And then, seemingly overnight, it all changed. I walked out my front door one beautiful spring morning, ready for another day helping my colleagues optimise their online presence. And promptly collided with my neighbour, who hadn’t seen me as he hurtled down the street hunched over his iPhone.
‘Sorry mate’, he said. ‘Just checking the traffic conditions on Twitter.’ This from a man who still doesn’t understand that I don’t work for Google just because he can find my website there.
My meetings are now all the same. My colleagues don’t care about our websites anymore. All they want to talk about is ‘social networks’. They don’t want to talk audiences, tasks, usability and content channels. Oh no. They want a Facebook account, a twitter account. They want to video their team meetings and upload them to YouTube. They want to connect with ‘The cloud’.
This has increased exponentially since that movie ‘The Social Network’ came out in 2010. Forget content strategy. Now we can say everything in 140 characters, or let others say it for us on our Facebook wall. And in this way we can reach 800 million Facebook users and 200 million twitter account holders without doing anything at all. We just have to get trending and go viral. Right?
I return to my desk following these meetings and leaf through those lovingly crafted web strategies, audience profiles and content style guides. I lose myself in a simpler, happier time when such things mattered.
And yet. And yet. I think it’s just a matter of keeping the faith in what we content people do, and the things we offer the online world.

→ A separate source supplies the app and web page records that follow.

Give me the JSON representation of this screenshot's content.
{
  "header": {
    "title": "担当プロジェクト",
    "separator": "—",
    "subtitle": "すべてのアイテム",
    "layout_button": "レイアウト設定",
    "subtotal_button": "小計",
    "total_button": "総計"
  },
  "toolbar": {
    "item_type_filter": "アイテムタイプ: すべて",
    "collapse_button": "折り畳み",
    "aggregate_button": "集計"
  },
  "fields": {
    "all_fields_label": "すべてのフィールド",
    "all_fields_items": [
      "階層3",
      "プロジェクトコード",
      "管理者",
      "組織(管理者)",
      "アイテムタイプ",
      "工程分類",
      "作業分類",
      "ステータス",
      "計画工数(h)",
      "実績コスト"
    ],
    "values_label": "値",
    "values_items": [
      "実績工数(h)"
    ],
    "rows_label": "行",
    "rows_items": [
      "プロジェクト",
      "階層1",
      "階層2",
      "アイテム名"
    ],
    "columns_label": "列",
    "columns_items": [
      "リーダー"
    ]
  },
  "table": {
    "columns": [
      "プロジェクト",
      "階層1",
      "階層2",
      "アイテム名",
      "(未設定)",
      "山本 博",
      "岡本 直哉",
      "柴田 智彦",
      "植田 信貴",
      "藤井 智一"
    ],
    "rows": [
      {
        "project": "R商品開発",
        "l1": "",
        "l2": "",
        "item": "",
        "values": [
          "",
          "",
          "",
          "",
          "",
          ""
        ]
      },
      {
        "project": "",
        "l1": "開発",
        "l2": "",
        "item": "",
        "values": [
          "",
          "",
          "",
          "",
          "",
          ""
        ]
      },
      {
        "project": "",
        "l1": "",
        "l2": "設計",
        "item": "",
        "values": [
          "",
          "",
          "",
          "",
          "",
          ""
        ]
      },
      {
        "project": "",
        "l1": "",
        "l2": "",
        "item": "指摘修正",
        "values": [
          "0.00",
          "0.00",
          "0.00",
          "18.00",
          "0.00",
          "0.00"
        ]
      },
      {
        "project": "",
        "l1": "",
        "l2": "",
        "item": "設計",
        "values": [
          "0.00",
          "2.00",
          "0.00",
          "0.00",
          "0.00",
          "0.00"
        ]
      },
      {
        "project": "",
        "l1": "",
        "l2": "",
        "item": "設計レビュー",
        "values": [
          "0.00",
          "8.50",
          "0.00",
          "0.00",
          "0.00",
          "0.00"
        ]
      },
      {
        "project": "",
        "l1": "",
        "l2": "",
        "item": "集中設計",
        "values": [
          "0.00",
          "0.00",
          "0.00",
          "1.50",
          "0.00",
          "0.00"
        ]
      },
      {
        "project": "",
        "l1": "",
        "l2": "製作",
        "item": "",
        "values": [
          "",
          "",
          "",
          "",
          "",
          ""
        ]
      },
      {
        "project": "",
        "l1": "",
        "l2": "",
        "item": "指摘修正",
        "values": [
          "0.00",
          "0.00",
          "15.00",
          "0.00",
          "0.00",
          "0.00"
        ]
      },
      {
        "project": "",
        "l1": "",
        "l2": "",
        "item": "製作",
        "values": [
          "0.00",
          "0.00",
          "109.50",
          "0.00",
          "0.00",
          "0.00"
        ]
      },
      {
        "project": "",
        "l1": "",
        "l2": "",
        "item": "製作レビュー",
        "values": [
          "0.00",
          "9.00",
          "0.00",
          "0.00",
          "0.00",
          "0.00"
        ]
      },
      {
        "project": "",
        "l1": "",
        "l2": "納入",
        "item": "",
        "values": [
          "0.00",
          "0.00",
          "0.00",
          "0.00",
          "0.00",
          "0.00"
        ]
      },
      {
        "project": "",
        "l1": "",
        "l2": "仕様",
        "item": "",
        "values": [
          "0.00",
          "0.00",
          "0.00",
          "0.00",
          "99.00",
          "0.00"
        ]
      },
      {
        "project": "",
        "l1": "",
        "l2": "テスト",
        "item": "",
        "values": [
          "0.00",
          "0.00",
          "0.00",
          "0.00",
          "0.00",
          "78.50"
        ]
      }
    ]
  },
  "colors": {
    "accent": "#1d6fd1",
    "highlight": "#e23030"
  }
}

We’re riding the tail-end of the first wave of global online social networks powered by giants such as Myspace, Linkedin, Facebook, Twitter etc. It’s been a period of incredible development and growth, and things are still rolling along at quite a pace. No one knows exactly what the next big thing will be – Google Plus, a resurgent MySpace, boutique micro-networks, or something no one has even heard of yet?
All of a sudden nearly everybody is networked online. And those that aren’t are considering it.
The new reality is that, as web people and content people, we now need to be able to work in these social network channels. For those of us more use to centralised publishing models, it’s a brave new world requiring a slightly different skill-set.
But let’s not forget that change is the constant online. We have been here before. It reminds me a little of the time, just after the new millennium, when certain people (Bob from accounts, and that project manager from Auckland, for example) wanted a wiki, rather than web content. And remember how in 2005, everyone wanted to blog?
I think it’s also a given that, whatever the online context, some fundamentals still apply. Whether we’re managing our own website, running a wiki used only by Bob from accounts, or working online social networks, we’re still going to need:
- a clear business objective – why are we doing this?
- to know who our audience or customers are
- …and know what they are looking for online (from us)
- clear protocols and procedures around online publishing (these may be more relaxed in social media channels)
- a plan for long-term (or even medium-term) content creation and maintenance. (Exactly whose job is it going to be to listen, post and communicate with our 800 million new friends on Facebook?)
We also need to remember that it’s all about people, not the online channels they’re using to reach us.
Too many organisations start up social media accounts and then forget to use them. Facebook pages that resemble ghost towns are particularly common.
It would seem that some form of content strategy or plan is still needed. Yeah that’s right, those dusty documents don’t need to be deleted; just revised somewhat to reflect our new reality.
So yes, social networks ate my content strategy. My old content strategy. Time for a new one.
Some other opinions on this:
- Brain Traffic Blog: News flash: Social media won’t fix your content problems
- Chris Brogan: Starting a Social Media Strategy
- Social media examiner: How to develop a social media content strategy